Winter 2013

Richard Cowan

Do-It-All AD

This film school dropout from Vancouver, Canada, says becoming a 1st AD by the tender age of 25 was a dream come true. “I learned early on that the AD was the centrifugal force of a project,” he says. “The person everyone—crew and creatives alike—came to for answers.”

Cowan first became “the answer man” in the world of early ’90s TV, when MOW’s were all the rage. “I did baby swapping, anorexia, and suicide all in one year,” he says. “You learn how to think on your feet, schedule under very tight constraints, and be extremely organized. All of that was valuable when I transitioned over to features.”

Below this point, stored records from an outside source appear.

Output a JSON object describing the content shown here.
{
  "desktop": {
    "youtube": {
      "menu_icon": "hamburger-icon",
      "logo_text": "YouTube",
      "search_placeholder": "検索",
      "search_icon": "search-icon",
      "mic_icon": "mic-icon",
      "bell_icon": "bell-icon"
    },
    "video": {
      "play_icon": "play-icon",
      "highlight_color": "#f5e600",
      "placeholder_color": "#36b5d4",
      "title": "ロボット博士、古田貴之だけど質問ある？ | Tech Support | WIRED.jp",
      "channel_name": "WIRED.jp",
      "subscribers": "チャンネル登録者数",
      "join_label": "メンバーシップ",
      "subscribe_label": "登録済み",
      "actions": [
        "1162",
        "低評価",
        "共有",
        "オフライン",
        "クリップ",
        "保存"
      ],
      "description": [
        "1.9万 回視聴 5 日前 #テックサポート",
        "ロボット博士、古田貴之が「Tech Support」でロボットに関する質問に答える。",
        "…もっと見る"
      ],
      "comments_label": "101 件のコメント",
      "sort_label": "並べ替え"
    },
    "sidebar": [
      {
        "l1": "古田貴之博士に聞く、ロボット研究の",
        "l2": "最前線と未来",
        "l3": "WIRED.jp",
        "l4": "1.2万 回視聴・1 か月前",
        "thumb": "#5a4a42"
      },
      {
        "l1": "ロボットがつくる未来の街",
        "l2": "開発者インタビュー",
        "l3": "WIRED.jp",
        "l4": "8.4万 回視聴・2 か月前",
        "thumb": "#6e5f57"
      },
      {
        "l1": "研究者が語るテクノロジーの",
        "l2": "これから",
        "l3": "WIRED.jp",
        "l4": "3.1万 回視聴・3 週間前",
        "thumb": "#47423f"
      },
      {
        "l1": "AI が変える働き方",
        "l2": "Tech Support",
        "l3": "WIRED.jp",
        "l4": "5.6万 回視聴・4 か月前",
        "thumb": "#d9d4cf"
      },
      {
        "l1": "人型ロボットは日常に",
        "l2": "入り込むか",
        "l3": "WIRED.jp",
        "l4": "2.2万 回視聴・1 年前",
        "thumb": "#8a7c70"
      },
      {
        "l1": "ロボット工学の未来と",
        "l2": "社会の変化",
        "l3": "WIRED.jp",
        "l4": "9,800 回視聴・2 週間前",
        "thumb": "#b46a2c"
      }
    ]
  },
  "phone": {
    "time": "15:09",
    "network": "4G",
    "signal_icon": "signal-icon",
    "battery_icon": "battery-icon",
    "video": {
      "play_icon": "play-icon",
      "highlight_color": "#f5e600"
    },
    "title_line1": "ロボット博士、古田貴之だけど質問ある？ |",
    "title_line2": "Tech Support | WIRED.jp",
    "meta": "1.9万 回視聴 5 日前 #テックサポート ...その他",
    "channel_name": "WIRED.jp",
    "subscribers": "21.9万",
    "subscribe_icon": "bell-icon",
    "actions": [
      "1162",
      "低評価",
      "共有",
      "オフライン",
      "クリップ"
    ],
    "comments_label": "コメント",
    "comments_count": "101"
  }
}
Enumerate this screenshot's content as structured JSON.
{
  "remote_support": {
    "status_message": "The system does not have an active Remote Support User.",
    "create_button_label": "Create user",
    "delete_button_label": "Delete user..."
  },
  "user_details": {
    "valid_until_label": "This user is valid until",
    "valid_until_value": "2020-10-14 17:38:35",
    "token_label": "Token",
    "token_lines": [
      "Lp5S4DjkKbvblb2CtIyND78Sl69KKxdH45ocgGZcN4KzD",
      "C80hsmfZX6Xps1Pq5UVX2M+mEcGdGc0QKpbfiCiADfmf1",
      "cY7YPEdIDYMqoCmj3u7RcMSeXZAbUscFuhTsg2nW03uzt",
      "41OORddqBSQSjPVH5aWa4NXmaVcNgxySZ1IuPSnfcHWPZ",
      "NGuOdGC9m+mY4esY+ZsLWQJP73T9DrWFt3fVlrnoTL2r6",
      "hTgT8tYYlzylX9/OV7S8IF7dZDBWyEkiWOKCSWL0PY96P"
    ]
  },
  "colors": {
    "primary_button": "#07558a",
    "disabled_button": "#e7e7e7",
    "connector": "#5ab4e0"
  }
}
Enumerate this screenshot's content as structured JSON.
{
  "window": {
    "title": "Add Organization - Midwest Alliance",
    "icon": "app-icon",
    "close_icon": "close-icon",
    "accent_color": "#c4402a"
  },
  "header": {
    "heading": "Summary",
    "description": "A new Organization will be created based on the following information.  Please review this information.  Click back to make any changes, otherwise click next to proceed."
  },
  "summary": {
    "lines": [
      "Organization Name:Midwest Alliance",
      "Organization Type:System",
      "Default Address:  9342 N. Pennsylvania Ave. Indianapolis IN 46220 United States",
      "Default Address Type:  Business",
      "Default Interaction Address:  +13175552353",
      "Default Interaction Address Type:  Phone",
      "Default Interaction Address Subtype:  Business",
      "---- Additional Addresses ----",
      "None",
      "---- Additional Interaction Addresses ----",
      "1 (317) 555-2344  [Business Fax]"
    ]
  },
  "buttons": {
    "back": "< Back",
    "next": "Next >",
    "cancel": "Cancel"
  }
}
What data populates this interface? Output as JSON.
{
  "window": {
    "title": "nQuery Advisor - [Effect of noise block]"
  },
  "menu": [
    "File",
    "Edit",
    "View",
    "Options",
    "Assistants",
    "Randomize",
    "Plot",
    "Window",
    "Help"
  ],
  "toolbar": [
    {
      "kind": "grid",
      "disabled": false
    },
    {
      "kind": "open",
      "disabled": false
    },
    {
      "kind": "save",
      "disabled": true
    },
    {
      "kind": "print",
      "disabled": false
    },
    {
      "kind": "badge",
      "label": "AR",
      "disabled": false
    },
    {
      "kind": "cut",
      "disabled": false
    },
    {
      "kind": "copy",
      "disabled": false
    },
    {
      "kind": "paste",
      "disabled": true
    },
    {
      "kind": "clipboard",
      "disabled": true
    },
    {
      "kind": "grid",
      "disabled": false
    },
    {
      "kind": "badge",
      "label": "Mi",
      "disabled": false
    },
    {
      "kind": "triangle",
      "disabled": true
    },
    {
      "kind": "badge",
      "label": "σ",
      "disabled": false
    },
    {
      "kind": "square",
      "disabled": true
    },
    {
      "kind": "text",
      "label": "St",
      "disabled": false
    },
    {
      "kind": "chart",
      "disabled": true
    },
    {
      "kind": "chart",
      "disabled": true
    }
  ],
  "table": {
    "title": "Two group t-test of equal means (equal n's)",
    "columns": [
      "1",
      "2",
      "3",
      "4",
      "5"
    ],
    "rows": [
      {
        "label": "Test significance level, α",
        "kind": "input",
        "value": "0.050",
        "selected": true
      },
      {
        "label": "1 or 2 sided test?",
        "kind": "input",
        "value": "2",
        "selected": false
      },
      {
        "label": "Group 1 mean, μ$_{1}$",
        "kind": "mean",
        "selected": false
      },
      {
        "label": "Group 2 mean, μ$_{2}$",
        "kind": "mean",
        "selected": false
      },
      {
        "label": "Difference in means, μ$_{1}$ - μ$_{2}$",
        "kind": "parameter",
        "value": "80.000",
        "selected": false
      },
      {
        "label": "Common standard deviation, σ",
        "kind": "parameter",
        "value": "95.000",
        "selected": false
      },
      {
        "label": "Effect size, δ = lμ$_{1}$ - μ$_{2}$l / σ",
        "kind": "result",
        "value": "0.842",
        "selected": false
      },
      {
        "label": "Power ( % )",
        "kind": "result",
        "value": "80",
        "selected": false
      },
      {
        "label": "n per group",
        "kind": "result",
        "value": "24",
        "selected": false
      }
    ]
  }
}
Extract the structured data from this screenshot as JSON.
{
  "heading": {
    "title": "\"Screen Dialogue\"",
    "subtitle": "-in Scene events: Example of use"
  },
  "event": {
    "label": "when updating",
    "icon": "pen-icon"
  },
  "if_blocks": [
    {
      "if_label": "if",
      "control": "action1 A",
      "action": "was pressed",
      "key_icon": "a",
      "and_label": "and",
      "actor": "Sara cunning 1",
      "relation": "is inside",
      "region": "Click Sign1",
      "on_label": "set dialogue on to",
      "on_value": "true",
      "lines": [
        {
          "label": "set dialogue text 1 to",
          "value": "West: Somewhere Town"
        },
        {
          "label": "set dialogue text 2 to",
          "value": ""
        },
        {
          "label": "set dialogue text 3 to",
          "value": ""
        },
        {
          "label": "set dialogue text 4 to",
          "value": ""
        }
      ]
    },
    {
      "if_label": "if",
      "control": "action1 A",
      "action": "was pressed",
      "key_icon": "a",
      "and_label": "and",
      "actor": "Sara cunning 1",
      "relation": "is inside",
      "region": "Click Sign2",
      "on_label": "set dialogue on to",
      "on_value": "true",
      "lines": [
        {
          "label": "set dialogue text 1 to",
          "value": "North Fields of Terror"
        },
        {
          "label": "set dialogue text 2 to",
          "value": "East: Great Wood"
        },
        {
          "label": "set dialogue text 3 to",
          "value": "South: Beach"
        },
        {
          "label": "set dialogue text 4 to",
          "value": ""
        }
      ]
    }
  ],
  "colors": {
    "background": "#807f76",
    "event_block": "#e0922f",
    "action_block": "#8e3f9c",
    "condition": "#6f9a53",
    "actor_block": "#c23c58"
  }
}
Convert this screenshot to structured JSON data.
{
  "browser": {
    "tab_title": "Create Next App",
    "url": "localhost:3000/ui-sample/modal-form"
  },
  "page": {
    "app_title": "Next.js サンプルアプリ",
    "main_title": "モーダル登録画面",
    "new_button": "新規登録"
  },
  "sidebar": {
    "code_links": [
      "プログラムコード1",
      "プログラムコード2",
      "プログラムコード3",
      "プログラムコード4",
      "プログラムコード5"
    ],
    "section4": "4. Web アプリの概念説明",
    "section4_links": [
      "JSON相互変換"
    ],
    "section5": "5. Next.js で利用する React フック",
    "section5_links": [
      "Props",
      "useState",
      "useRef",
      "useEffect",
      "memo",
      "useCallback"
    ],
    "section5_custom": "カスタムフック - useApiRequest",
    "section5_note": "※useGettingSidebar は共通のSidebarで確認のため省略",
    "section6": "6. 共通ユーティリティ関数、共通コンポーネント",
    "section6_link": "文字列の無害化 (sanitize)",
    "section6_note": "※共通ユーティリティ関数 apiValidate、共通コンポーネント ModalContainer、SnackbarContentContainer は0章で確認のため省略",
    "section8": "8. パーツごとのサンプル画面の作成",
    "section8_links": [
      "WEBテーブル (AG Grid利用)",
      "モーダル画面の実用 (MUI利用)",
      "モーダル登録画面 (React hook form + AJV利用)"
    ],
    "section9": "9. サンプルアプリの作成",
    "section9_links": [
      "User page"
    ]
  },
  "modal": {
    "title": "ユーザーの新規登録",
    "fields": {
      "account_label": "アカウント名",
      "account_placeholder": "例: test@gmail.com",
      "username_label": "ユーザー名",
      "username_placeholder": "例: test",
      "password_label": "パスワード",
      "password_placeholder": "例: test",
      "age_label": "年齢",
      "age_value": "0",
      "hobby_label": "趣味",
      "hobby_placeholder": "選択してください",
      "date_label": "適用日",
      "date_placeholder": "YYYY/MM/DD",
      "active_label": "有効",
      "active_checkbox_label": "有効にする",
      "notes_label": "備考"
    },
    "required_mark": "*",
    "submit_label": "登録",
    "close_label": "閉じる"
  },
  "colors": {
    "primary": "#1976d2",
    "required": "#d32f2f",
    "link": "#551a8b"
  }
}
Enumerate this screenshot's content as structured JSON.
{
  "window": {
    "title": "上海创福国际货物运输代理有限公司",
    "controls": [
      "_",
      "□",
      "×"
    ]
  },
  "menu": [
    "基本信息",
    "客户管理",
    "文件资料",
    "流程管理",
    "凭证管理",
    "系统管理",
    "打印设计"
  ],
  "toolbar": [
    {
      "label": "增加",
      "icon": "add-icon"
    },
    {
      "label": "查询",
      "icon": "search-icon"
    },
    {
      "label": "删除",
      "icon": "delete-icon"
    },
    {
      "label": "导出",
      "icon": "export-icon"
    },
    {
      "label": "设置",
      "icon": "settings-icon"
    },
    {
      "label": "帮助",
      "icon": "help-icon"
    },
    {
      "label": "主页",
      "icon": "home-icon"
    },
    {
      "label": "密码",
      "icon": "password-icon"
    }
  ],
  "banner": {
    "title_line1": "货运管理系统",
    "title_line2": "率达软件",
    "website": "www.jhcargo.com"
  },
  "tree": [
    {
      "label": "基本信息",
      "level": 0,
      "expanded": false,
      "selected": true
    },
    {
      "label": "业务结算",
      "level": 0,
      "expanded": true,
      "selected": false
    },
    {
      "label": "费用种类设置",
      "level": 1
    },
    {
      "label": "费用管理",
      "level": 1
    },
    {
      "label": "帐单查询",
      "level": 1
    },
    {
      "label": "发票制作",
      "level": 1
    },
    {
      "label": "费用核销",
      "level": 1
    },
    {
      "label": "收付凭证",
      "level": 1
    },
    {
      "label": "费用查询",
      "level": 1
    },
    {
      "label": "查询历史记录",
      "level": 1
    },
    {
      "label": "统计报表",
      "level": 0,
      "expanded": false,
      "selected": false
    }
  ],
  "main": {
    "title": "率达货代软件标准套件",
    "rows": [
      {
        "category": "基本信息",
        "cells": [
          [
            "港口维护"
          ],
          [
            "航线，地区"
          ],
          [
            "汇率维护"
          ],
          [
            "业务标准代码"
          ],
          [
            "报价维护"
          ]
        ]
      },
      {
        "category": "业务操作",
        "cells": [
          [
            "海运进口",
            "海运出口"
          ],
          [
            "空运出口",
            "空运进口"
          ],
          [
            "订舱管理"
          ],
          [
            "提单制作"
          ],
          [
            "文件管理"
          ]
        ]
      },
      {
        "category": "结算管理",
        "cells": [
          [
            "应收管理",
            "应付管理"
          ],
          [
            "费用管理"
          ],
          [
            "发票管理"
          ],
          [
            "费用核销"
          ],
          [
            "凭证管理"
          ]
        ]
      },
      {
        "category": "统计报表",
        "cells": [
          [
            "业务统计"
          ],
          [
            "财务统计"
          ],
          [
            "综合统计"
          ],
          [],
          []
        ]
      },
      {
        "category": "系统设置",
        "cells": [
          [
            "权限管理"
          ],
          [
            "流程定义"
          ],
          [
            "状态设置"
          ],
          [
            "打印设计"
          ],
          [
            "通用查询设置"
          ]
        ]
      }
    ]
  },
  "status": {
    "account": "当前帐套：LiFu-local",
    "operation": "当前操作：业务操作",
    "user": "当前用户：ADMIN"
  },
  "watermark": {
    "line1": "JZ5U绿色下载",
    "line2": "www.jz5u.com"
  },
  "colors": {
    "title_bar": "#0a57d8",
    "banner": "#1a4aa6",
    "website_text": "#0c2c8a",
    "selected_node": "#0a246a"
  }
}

In the last 15 years, Cowan has worked on a varied diet of comedy, drama, and action films. His first feature job as a 1st AD was for former DGA president Arthur Hiller on Carpool (1996). “The AD had to bail right before production,” recalls Cowan, who had previously interviewed with Hiller. “So when the producer suggested my name to Arthur, he said, ‘Sounds fine. But send over a photograph because I can’t remember what he looks like.’”

Cowan, who rode in the car with Hiller to and from the set, says he’s “thankful in a million ways” for the Old Hollywood stories Hiller shared. “I walked away from that movie realizing I may not get that kind of experience again.”

Storytelling is also the glue that’s bonded Cowan with director Bruce Beresford for five films, on locations all around the world. One tale from the trenches involves an actor who had missed a London flight to the Bulgarian set of The Contract (2006). “When I said he wasn’t going to make it, Bruce said, ‘You’re the only one on the crew that speaks English that I haven’t photographed. You’ll have to play the park ranger.’

“I said, ‘Bruce, I have other stuff to do.’ But he insisted. So I stop a car with a kid in it, and the next thing I know, Morgan Freeman jumps out and pistol whips me.”

From the sublime to the surreal is how Cowan describes his AD experience on visual effects movies like X-Men: The Last Stand (2nd unit), Man of Steel (2nd unit helicopter), and the upcoming tornado disaster film Black Sky, which required 200-foot rain cranes and nine wind machines.

Cowan took handholding to new heights on the recent indie horror hit, Drew Goddard’s The Cabin in the Woods. “The zombies had to wear contacts and they could not see a thing,” he says. “We’d be shooting at night, in the woods, and you’d have to walk them through every step: ‘four paces to the right and then you step over a tree stump.’ Camera would roll and I’m biting my nails thinking, ‘Is he going to step around … oh, he hit the tree stump. Back to one, please.’”

No Canadian can resist a good hockey story, and Cowan has worked on four hockey films including Jay Roach’s Mystery, Alaska (1999). “The thing I enjoy most about those movies,” he says, “is that as an AD you get to take on a coach persona, helping the sports coordinator to execute the various plays. I’m on the ice in skates all day setting the plays. It’s such a rush.”

At Work With

Short profiles of Guild members in all categories sharing their experiences at work.

More from this issue